[Items from an interface collection]
****

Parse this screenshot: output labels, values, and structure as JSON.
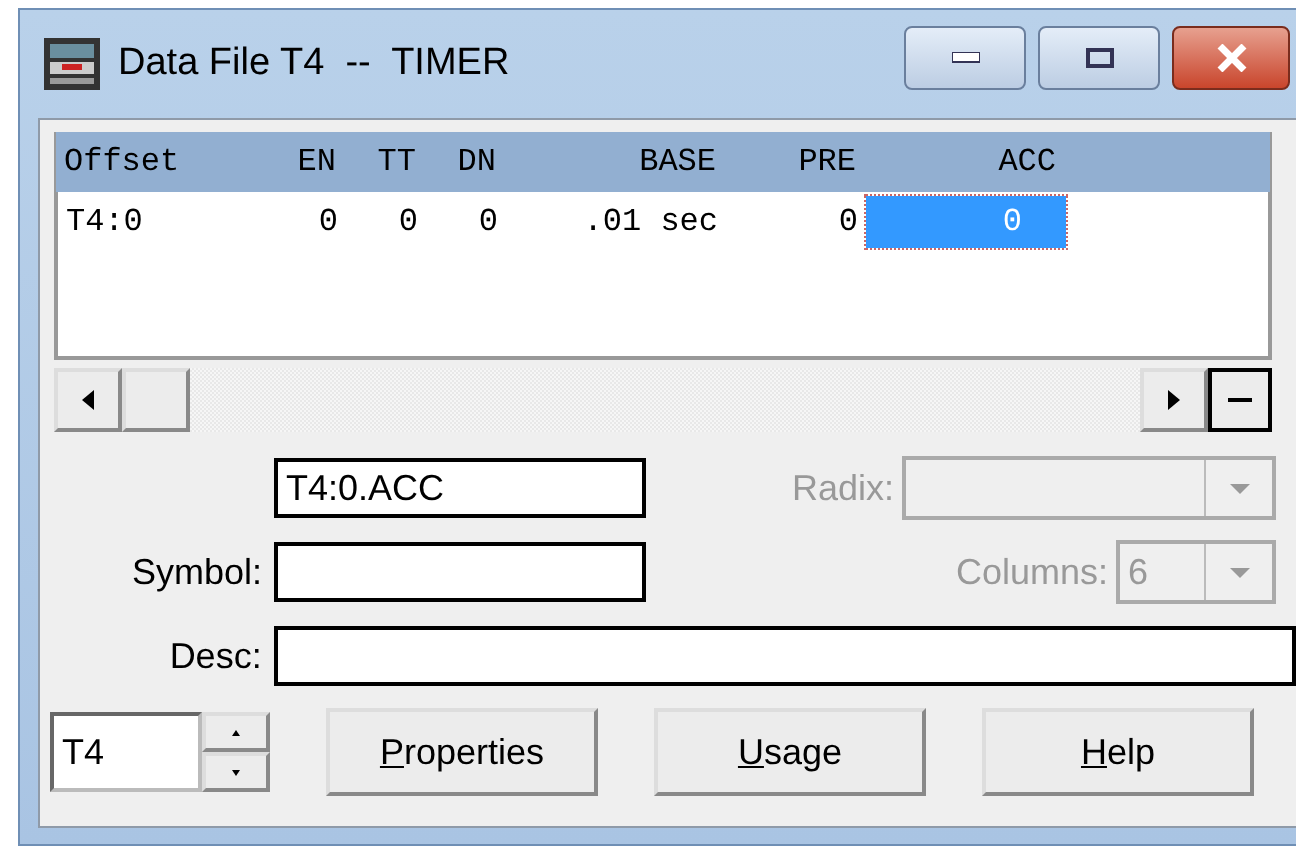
{
  "window": {
    "title": "Data File T4  --  TIMER"
  },
  "table": {
    "columns": [
      "Offset",
      "EN",
      "TT",
      "DN",
      "BASE",
      "PRE",
      "ACC"
    ],
    "rows": [
      {
        "cells": [
          {
            "text": "T4:0",
            "selected": false
          },
          {
            "text": "0",
            "selected": false
          },
          {
            "text": "0",
            "selected": false
          },
          {
            "text": "0",
            "selected": false
          },
          {
            "text": ".01 sec",
            "selected": false
          },
          {
            "text": "0",
            "selected": false
          },
          {
            "text": "0",
            "selected": true
          }
        ]
      }
    ]
  },
  "address": {
    "value": "T4:0.ACC"
  },
  "radix": {
    "label": "Radix:",
    "disabled": true
  },
  "symbol": {
    "label": "Symbol:"
  },
  "columns_field": {
    "label": "Columns:",
    "value": "6",
    "disabled": true
  },
  "desc": {
    "label": "Desc:"
  },
  "file_spinner": {
    "value": "T4"
  },
  "buttons": [
    {
      "accel": "P",
      "rest": "roperties"
    },
    {
      "accel": "U",
      "rest": "sage"
    },
    {
      "accel": "H",
      "rest": "elp"
    }
  ]
}
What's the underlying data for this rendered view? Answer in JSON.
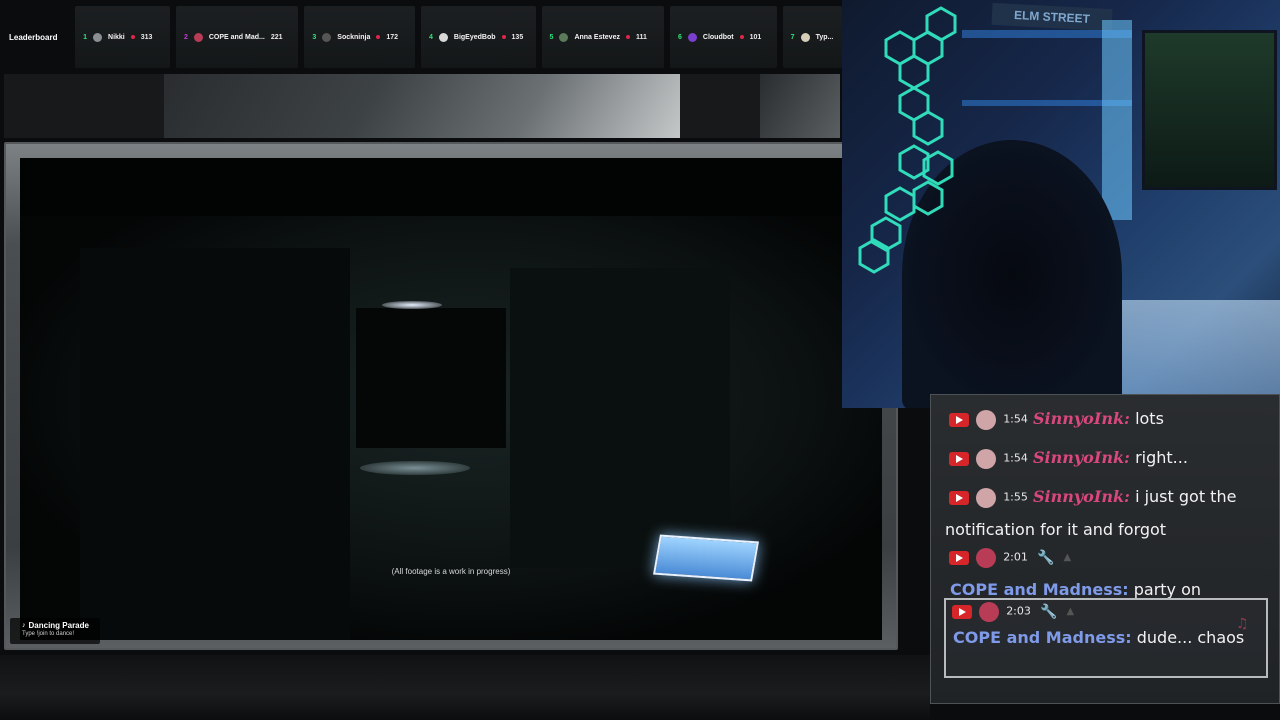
{
  "leaderboard": {
    "title": "Leaderboard",
    "entries": [
      {
        "rank": "1",
        "name": "Nikki",
        "score": "313"
      },
      {
        "rank": "2",
        "name": "COPE and Mad...",
        "score": "221"
      },
      {
        "rank": "3",
        "name": "Sockninja",
        "score": "172"
      },
      {
        "rank": "4",
        "name": "BigEyedBob",
        "score": "135"
      },
      {
        "rank": "5",
        "name": "Anna Estevez",
        "score": "111"
      },
      {
        "rank": "6",
        "name": "Cloudbot",
        "score": "101"
      },
      {
        "rank": "7",
        "name": "Typ..."
      }
    ]
  },
  "game": {
    "caption": "(All footage is a work in progress)"
  },
  "dancing_parade": {
    "title": "Dancing Parade",
    "subtitle": "Type !join to dance!"
  },
  "webcam": {
    "sign": "ELM STREET"
  },
  "chat": {
    "messages": [
      {
        "time": "1:54",
        "user": "SinnyoInk:",
        "text": "lots"
      },
      {
        "time": "1:54",
        "user": "SinnyoInk:",
        "text": "right..."
      },
      {
        "time": "1:55",
        "user": "SinnyoInk:",
        "text": "i just got the notification for it and forgot"
      },
      {
        "time": "2:01",
        "user": "COPE and Madness:",
        "text": "party on"
      },
      {
        "time": "2:03",
        "user": "COPE and Madness:",
        "text": "dude... chaos"
      }
    ]
  },
  "colors": {
    "leaderboard_rank": "#2fe37a",
    "sinny_name": "#d9487a",
    "cope_name": "#7e9ae8",
    "youtube_red": "#d7262a",
    "cube_neon": "#35f0c8"
  },
  "icons": {
    "platform": "youtube-icon",
    "moderator": "wrench-icon",
    "dance": "dancer-icon",
    "music": "music-note-icon"
  }
}
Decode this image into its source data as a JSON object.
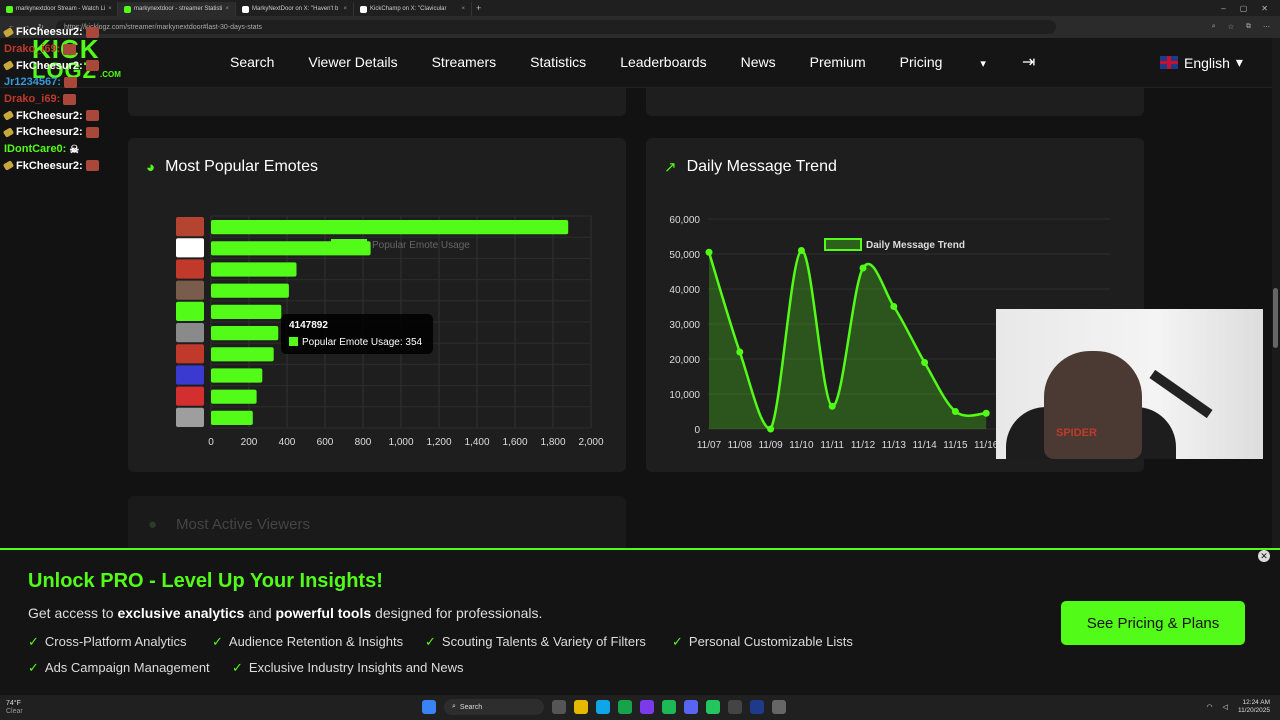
{
  "browser": {
    "tabs": [
      {
        "title": "markynextdoor Stream - Watch Li",
        "favicon_color": "#53fc18",
        "active": false
      },
      {
        "title": "markynextdoor - streamer Statisti",
        "favicon_color": "#53fc18",
        "active": true
      },
      {
        "title": "MarkyNextDoor on X: \"Haven't b",
        "favicon_color": "#ffffff",
        "active": false
      },
      {
        "title": "KickChamp on X: \"Clavicular",
        "favicon_color": "#ffffff",
        "active": false
      }
    ],
    "new_tab": "+",
    "window_controls": [
      "–",
      "▢",
      "✕"
    ],
    "url": "https://kicklogz.com/streamer/markynextdoor#last-30-days-stats"
  },
  "header": {
    "logo_line1": "KICK",
    "logo_line2": "LOGZ",
    "logo_suffix": ".COM",
    "nav": [
      "Search",
      "Viewer Details",
      "Streamers",
      "Statistics",
      "Leaderboards",
      "News",
      "Premium",
      "Pricing"
    ],
    "pricing_caret": "▾",
    "language": "English",
    "language_caret": "▾"
  },
  "chat": [
    {
      "user": "FkCheesur2:",
      "color": "#ffffff",
      "badge": true,
      "emote": true
    },
    {
      "user": "Drako_i69:",
      "color": "#c0392b",
      "badge": false,
      "emote": true
    },
    {
      "user": "FkCheesur2:",
      "color": "#ffffff",
      "badge": true,
      "emote": true
    },
    {
      "user": "Jr1234567:",
      "color": "#3498db",
      "badge": false,
      "emote": true
    },
    {
      "user": "Drako_i69:",
      "color": "#c0392b",
      "badge": false,
      "emote": true
    },
    {
      "user": "FkCheesur2:",
      "color": "#ffffff",
      "badge": true,
      "emote": true
    },
    {
      "user": "FkCheesur2:",
      "color": "#ffffff",
      "badge": true,
      "emote": true
    },
    {
      "user": "IDontCare0:",
      "color": "#53fc18",
      "badge": false,
      "emote": false
    },
    {
      "user": "FkCheesur2:",
      "color": "#ffffff",
      "badge": true,
      "emote": true
    }
  ],
  "cards": {
    "emotes_title": "Most Popular Emotes",
    "trend_title": "Daily Message Trend",
    "faded_title": "Most Active Viewers"
  },
  "chart_data": [
    {
      "type": "bar",
      "orientation": "horizontal",
      "legend": "Popular Emote Usage",
      "categories": [
        "emote-1",
        "emote-2",
        "emote-3",
        "emote-4",
        "emote-5",
        "emote-6",
        "emote-7",
        "emote-8",
        "emote-9",
        "emote-10"
      ],
      "values": [
        1880,
        840,
        450,
        410,
        370,
        354,
        330,
        270,
        240,
        220
      ],
      "xlim": [
        0,
        2000
      ],
      "xticks": [
        "0",
        "200",
        "400",
        "600",
        "800",
        "1,000",
        "1,200",
        "1,400",
        "1,600",
        "1,800",
        "2,000"
      ],
      "color": "#53fc18",
      "tooltip": {
        "title": "4147892",
        "label": "Popular Emote Usage: 354"
      }
    },
    {
      "type": "area",
      "legend": "Daily Message Trend",
      "x": [
        "11/07",
        "11/08",
        "11/09",
        "11/10",
        "11/11",
        "11/12",
        "11/13",
        "11/14",
        "11/15",
        "11/16"
      ],
      "values": [
        50500,
        22000,
        0,
        51000,
        6500,
        46000,
        35000,
        19000,
        5000,
        4500
      ],
      "ylim": [
        0,
        60000
      ],
      "yticks": [
        "0",
        "10,000",
        "20,000",
        "30,000",
        "40,000",
        "50,000",
        "60,000"
      ],
      "color": "#53fc18"
    }
  ],
  "promo": {
    "title": "Unlock PRO - Level Up Your Insights!",
    "desc_pre": "Get access to ",
    "desc_b1": "exclusive analytics",
    "desc_mid": " and ",
    "desc_b2": "powerful tools",
    "desc_post": " designed for professionals.",
    "features": [
      "Cross-Platform Analytics",
      "Audience Retention & Insights",
      "Scouting Talents & Variety of Filters",
      "Personal Customizable Lists",
      "Ads Campaign Management",
      "Exclusive Industry Insights and News"
    ],
    "cta": "See Pricing & Plans",
    "close": "✕"
  },
  "webcam": {
    "shirt_text": "SPIDER"
  },
  "taskbar": {
    "weather_temp": "74°F",
    "weather_desc": "Clear",
    "search": "Search",
    "time": "12:24 AM",
    "date": "11/20/2025"
  }
}
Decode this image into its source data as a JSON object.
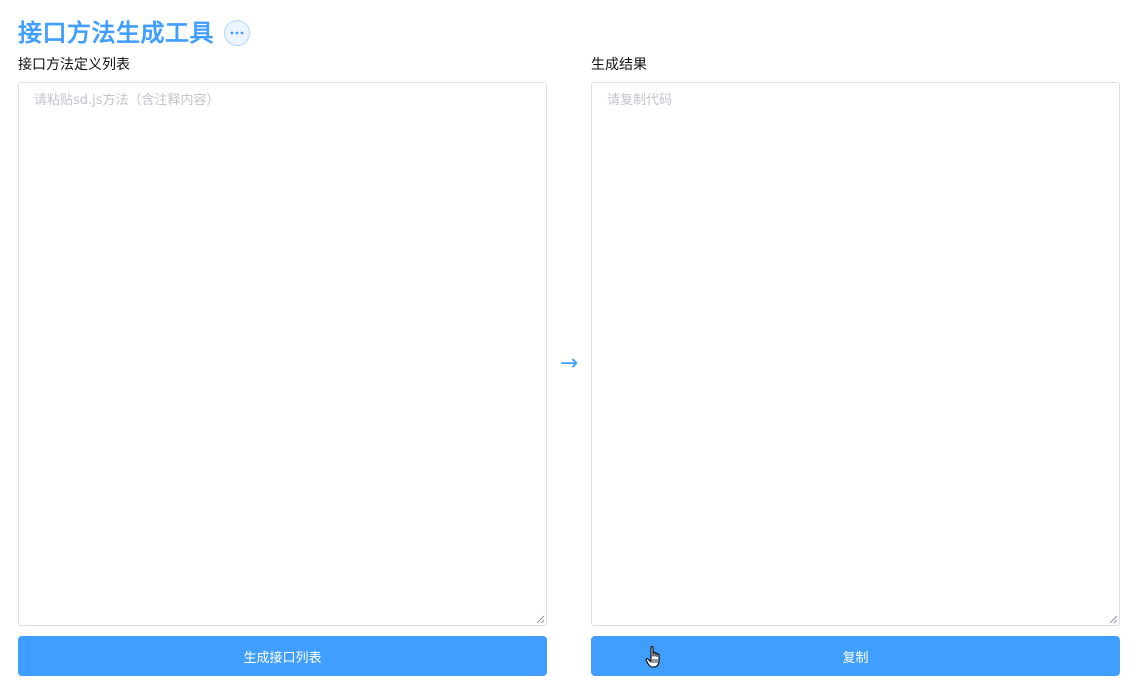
{
  "header": {
    "title": "接口方法生成工具",
    "more_icon": "ellipsis-icon"
  },
  "left_panel": {
    "label": "接口方法定义列表",
    "input_value": "",
    "input_placeholder": "请粘贴sd.js方法（含注释内容）",
    "button_label": "生成接口列表"
  },
  "arrow": {
    "glyph": "→",
    "icon": "arrow-right-icon"
  },
  "right_panel": {
    "label": "生成结果",
    "output_value": "",
    "output_placeholder": "请复制代码",
    "button_label": "复制"
  },
  "colors": {
    "primary": "#409eff",
    "border": "#dcdfe6",
    "placeholder": "#c0c4cc"
  }
}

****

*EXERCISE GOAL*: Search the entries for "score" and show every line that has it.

*RESPONSE TO THIS EXERCISE*:
        "score": "313"
        "score": "221"
        "score": "172"
        "score": "135"
        "score": "111"
        "score": "101"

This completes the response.